Russia to impose retaliatory sanctions against Germany and France over Navalny poisoning
Russia has adopted retaliatory sanctions against Germany and France in response to the EU’s sanctions over the poisoning of opposition figure Alexey Navalny, announced Russian Foreign Minister Sergey Lavrov during a press conference on Thursday, November 12.
According to Lavrov, the sanctions will target senior staff in the offices of the German and French leaders.
“Since the locomotive of the EU sanctions in connection with Navalny was Germany and since these sanctions affect the senior officials of the Presidential Executive Office of the Russian Federation directly, our retaliatory sanctions will mirror [them]. They have already been adopted and we will soon inform our German and French colleagues about this,” Lavrov said, as quoted by Interfax.
In addition, Lavrov stated that Russia has every reason to believe that Navalny could have been poisoned on German territory or on the plane that transported him to the Charité Hospital in Berlin for treatment.
On October 15, the European Union, and subsequently the United Kingdom, announced personal sanctions against six high-level Russian officials, as well as Russia’s State Research Institute for Organic Chemistry and Technology (GosNIIOKhT), where it is believed that Novichok-type nerve agents were developed during Soviet period.
The EU sanctions were imposed upon FSB Director Alexander Bortnikov, Putin’s head of domestic policy Andrey Yarin, First Deputy Head of the Presidential Executive Office Sergey Kiriyenko, deputy defense ministers Alexey Krivoruchko and Pavel Popov, as well as Presidential Plenipotentiary Envoy to the Siberian Federal District Sergey Menyaylo.
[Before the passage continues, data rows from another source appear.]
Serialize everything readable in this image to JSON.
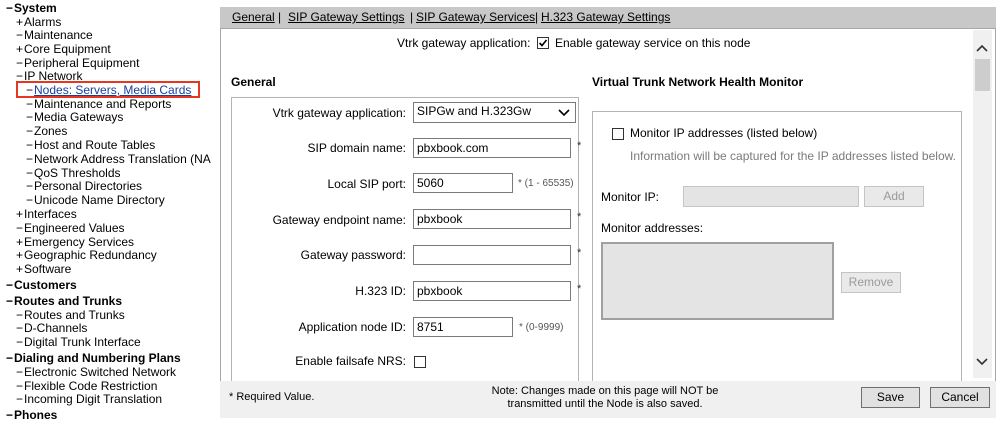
{
  "nav": {
    "items": [
      {
        "marker": "−",
        "label": "System",
        "bold": true
      },
      {
        "marker": "+",
        "label": "Alarms"
      },
      {
        "marker": "−",
        "label": "Maintenance"
      },
      {
        "marker": "+",
        "label": "Core Equipment"
      },
      {
        "marker": "−",
        "label": "Peripheral Equipment"
      },
      {
        "marker": "−",
        "label": "IP Network"
      },
      {
        "marker": "−",
        "label": "Nodes: Servers, Media Cards",
        "active": true
      },
      {
        "marker": "−",
        "label": "Maintenance and Reports"
      },
      {
        "marker": "−",
        "label": "Media Gateways"
      },
      {
        "marker": "−",
        "label": "Zones"
      },
      {
        "marker": "−",
        "label": "Host and Route Tables"
      },
      {
        "marker": "−",
        "label": "Network Address Translation (NA"
      },
      {
        "marker": "−",
        "label": "QoS Thresholds"
      },
      {
        "marker": "−",
        "label": "Personal Directories"
      },
      {
        "marker": "−",
        "label": "Unicode Name Directory"
      },
      {
        "marker": "+",
        "label": "Interfaces"
      },
      {
        "marker": "−",
        "label": "Engineered Values"
      },
      {
        "marker": "+",
        "label": "Emergency Services"
      },
      {
        "marker": "+",
        "label": "Geographic Redundancy"
      },
      {
        "marker": "+",
        "label": "Software"
      },
      {
        "marker": "−",
        "label": "Customers",
        "bold": true
      },
      {
        "marker": "−",
        "label": "Routes and Trunks",
        "bold": true
      },
      {
        "marker": "−",
        "label": "Routes and Trunks"
      },
      {
        "marker": "−",
        "label": "D-Channels"
      },
      {
        "marker": "−",
        "label": "Digital Trunk Interface"
      },
      {
        "marker": "−",
        "label": "Dialing and Numbering Plans",
        "bold": true
      },
      {
        "marker": "−",
        "label": "Electronic Switched Network"
      },
      {
        "marker": "−",
        "label": "Flexible Code Restriction"
      },
      {
        "marker": "−",
        "label": "Incoming Digit Translation"
      },
      {
        "marker": "−",
        "label": "Phones",
        "bold": true
      }
    ]
  },
  "tabs": {
    "general": "General",
    "sip_gateway_settings": "SIP Gateway Settings",
    "sip_gateway_services": "SIP Gateway Services",
    "h323_gateway_settings": "H.323 Gateway Settings",
    "separator": "|"
  },
  "top": {
    "label": "Vtrk gateway application:",
    "checkbox_label": "Enable gateway service on this node",
    "checked": true
  },
  "general": {
    "title": "General",
    "app_label": "Vtrk gateway application:",
    "app_value": "SIPGw and H.323Gw",
    "sip_domain_label": "SIP domain name:",
    "sip_domain_value": "pbxbook.com",
    "local_sip_port_label": "Local SIP port:",
    "local_sip_port_value": "5060",
    "local_sip_port_range": "* (1 - 65535)",
    "gateway_endpoint_label": "Gateway endpoint name:",
    "gateway_endpoint_value": "pbxbook",
    "gateway_password_label": "Gateway password:",
    "gateway_password_value": "",
    "h323_id_label": "H.323 ID:",
    "h323_id_value": "pbxbook",
    "app_node_id_label": "Application node ID:",
    "app_node_id_value": "8751",
    "app_node_id_range": "* (0-9999)",
    "failsafe_label": "Enable failsafe NRS:",
    "required_marker": "*"
  },
  "health": {
    "title": "Virtual Trunk Network Health Monitor",
    "monitor_checkbox_label": "Monitor IP addresses (listed below)",
    "info_text": "Information will be captured for the IP addresses listed below.",
    "monitor_ip_label": "Monitor IP:",
    "add_button": "Add",
    "monitor_addresses_label": "Monitor addresses:",
    "remove_button": "Remove"
  },
  "footer": {
    "required_note": "* Required Value.",
    "note_line1": "Note: Changes made on this page will NOT be",
    "note_line2": "transmitted until the Node is also saved.",
    "save_button": "Save",
    "cancel_button": "Cancel"
  }
}
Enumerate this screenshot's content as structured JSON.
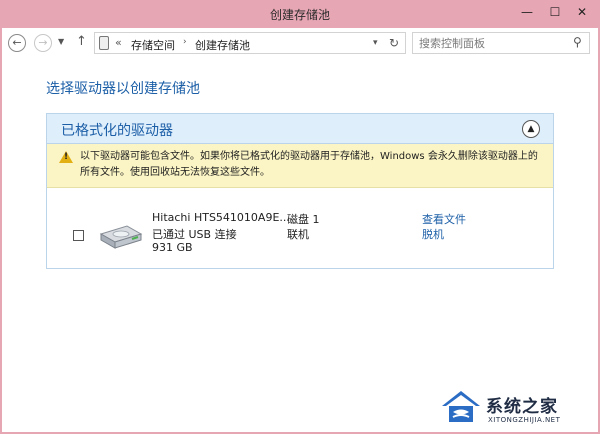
{
  "window": {
    "title": "创建存储池",
    "controls": {
      "minimize": "—",
      "maximize": "☐",
      "close": "✕"
    }
  },
  "nav": {
    "back_icon": "back-arrow-icon",
    "forward_icon": "forward-arrow-icon",
    "up_icon": "up-arrow-icon",
    "breadcrumb": [
      "存储空间",
      "创建存储池"
    ],
    "breadcrumb_prefix": "«",
    "search": {
      "placeholder": "搜索控制面板"
    }
  },
  "content": {
    "heading": "选择驱动器以创建存储池",
    "panel": {
      "title": "已格式化的驱动器",
      "warning": "以下驱动器可能包含文件。如果你将已格式化的驱动器用于存储池，Windows 会永久删除该驱动器上的所有文件。使用回收站无法恢复这些文件。",
      "drives": [
        {
          "checked": false,
          "name": "Hitachi HTS541010A9E...",
          "connection": "已通过 USB 连接",
          "size": "931 GB",
          "disk": "磁盘 1",
          "status": "联机",
          "link_view": "查看文件",
          "link_offline": "脱机"
        }
      ]
    }
  },
  "watermark": {
    "name": "系统之家",
    "url": "XITONGZHIJIA.NET"
  },
  "colors": {
    "title_bar": "#e7a6b4",
    "accent_text": "#1c5fa7",
    "panel_header": "#dfeefb",
    "warning_bg": "#fbf4c4"
  }
}
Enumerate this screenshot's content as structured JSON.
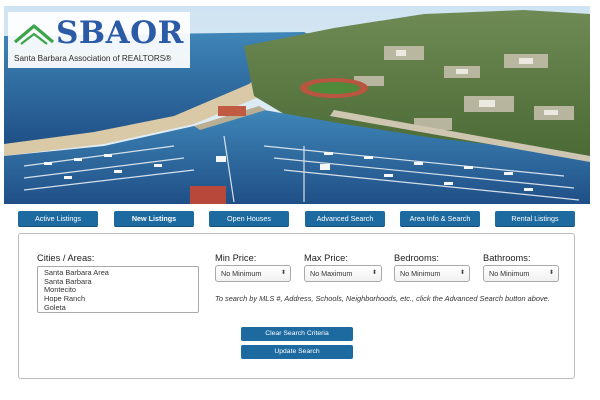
{
  "brand": {
    "logo_text": "SBAOR",
    "tagline": "Santa Barbara Association of REALTORS®",
    "primary_color": "#1d6aa1",
    "logo_color": "#2b5aa6",
    "accent_green": "#3aa548"
  },
  "hero": {
    "icon": "harbor-photo"
  },
  "nav": {
    "items": [
      {
        "label": "Active Listings"
      },
      {
        "label": "New Listings"
      },
      {
        "label": "Open Houses"
      },
      {
        "label": "Advanced Search"
      },
      {
        "label": "Area Info & Search"
      },
      {
        "label": "Rental Listings"
      }
    ]
  },
  "search": {
    "cities_label": "Cities / Areas:",
    "cities": [
      "Santa Barbara Area",
      "Santa Barbara",
      "Montecito",
      "Hope Ranch",
      "Goleta"
    ],
    "min_price_label": "Min Price:",
    "min_price_value": "No Minimum",
    "max_price_label": "Max Price:",
    "max_price_value": "No Maximum",
    "bedrooms_label": "Bedrooms:",
    "bedrooms_value": "No Minimum",
    "bathrooms_label": "Bathrooms:",
    "bathrooms_value": "No Minimum",
    "hint": "To search by MLS #, Address, Schools, Neighborhoods, etc., click the Advanced Search button above.",
    "clear_label": "Clear Search Criteria",
    "update_label": "Update Search"
  }
}
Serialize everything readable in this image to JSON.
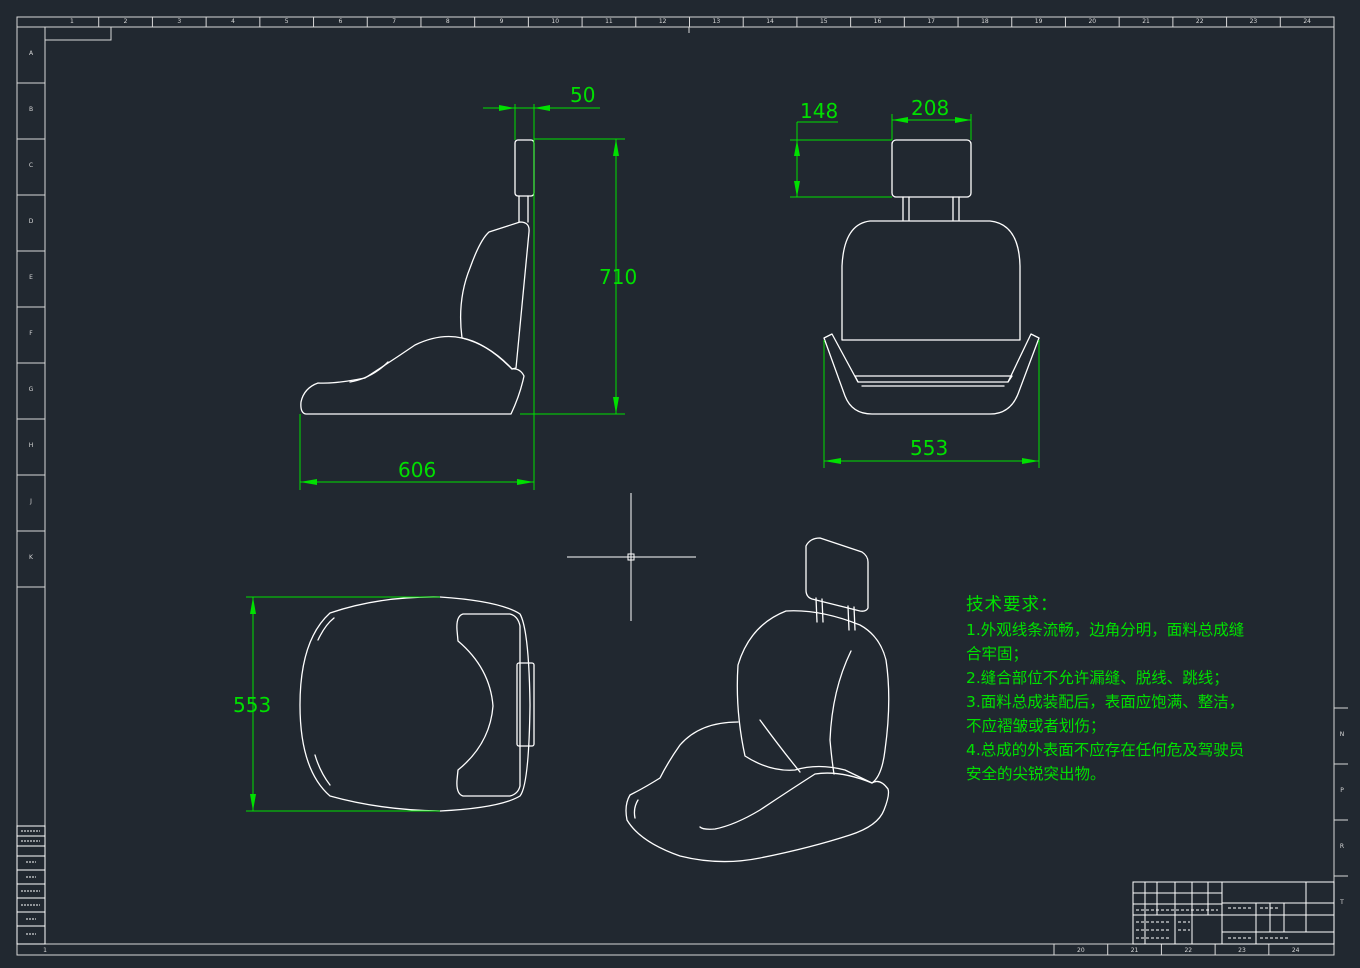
{
  "dimensions": {
    "side_headrest_thickness": "50",
    "side_overall_height": "710",
    "side_overall_depth": "606",
    "front_headrest_height": "148",
    "front_headrest_width": "208",
    "front_overall_width": "553",
    "top_overall_width": "553"
  },
  "technical_requirements": {
    "title": "技术要求：",
    "lines": [
      "1.外观线条流畅，边角分明，面料总成缝",
      "合牢固；",
      "2.缝合部位不允许漏缝、脱线、跳线；",
      "3.面料总成装配后，表面应饱满、整洁，",
      "不应褶皱或者划伤；",
      "4.总成的外表面不应存在任何危及驾驶员",
      "安全的尖锐突出物。"
    ]
  },
  "border_ruler": {
    "top": [
      "1",
      "2",
      "3",
      "4",
      "5",
      "6",
      "7",
      "8",
      "9",
      "10",
      "11",
      "12",
      "13",
      "14",
      "15",
      "16",
      "17",
      "18",
      "19",
      "20",
      "21",
      "22",
      "23",
      "24"
    ],
    "left": [
      "A",
      "B",
      "C",
      "D",
      "E",
      "F",
      "G",
      "H",
      "J",
      "K"
    ],
    "right": [
      "N",
      "P",
      "R",
      "T"
    ],
    "bottom": [
      "20",
      "21",
      "22",
      "23",
      "24"
    ]
  },
  "colors": {
    "background": "#212830",
    "geometry": "#ffffff",
    "dimension": "#00e000",
    "frame": "#d8d8d8"
  }
}
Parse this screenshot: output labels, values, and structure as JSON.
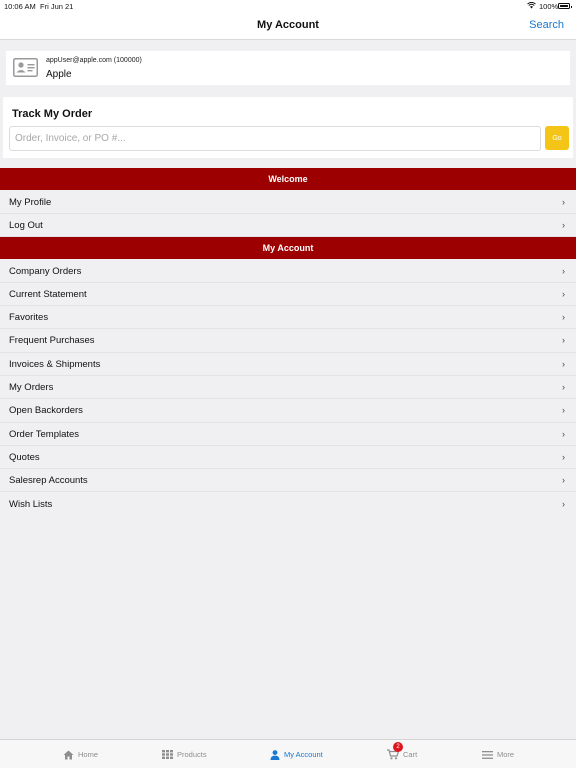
{
  "status_bar": {
    "time": "10:06 AM",
    "date": "Fri Jun 21",
    "battery": "100%"
  },
  "nav": {
    "title": "My Account",
    "search_label": "Search"
  },
  "user": {
    "email": "appUser@apple.com (100000)",
    "company": "Apple"
  },
  "track": {
    "title": "Track My Order",
    "placeholder": "Order, Invoice, or PO #...",
    "value": "",
    "go_label": "Go"
  },
  "welcome_section": {
    "header": "Welcome",
    "items": [
      {
        "label": "My Profile"
      },
      {
        "label": "Log Out"
      }
    ]
  },
  "account_section": {
    "header": "My Account",
    "items": [
      {
        "label": "Company Orders"
      },
      {
        "label": "Current Statement"
      },
      {
        "label": "Favorites"
      },
      {
        "label": "Frequent Purchases"
      },
      {
        "label": "Invoices & Shipments"
      },
      {
        "label": "My Orders"
      },
      {
        "label": "Open Backorders"
      },
      {
        "label": "Order Templates"
      },
      {
        "label": "Quotes"
      },
      {
        "label": "Salesrep Accounts"
      },
      {
        "label": "Wish Lists"
      }
    ]
  },
  "chevron": "›",
  "tabs": {
    "home": "Home",
    "products": "Products",
    "account": "My Account",
    "cart": "Cart",
    "cart_badge": "2",
    "more": "More"
  },
  "icons": {
    "statusbar": [
      "wifi-icon",
      "battery-icon"
    ],
    "user_card": "id-card-icon",
    "tabs": [
      "home-icon",
      "grid-icon",
      "person-icon",
      "cart-icon",
      "menu-icon"
    ]
  },
  "colors": {
    "section_header": "#9c0000",
    "accent": "#1877d2",
    "go_button": "#f4c517",
    "badge": "#e0141e"
  }
}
The sanctions include a ban on entry into the EU and a freeze on all financial assets held in the union.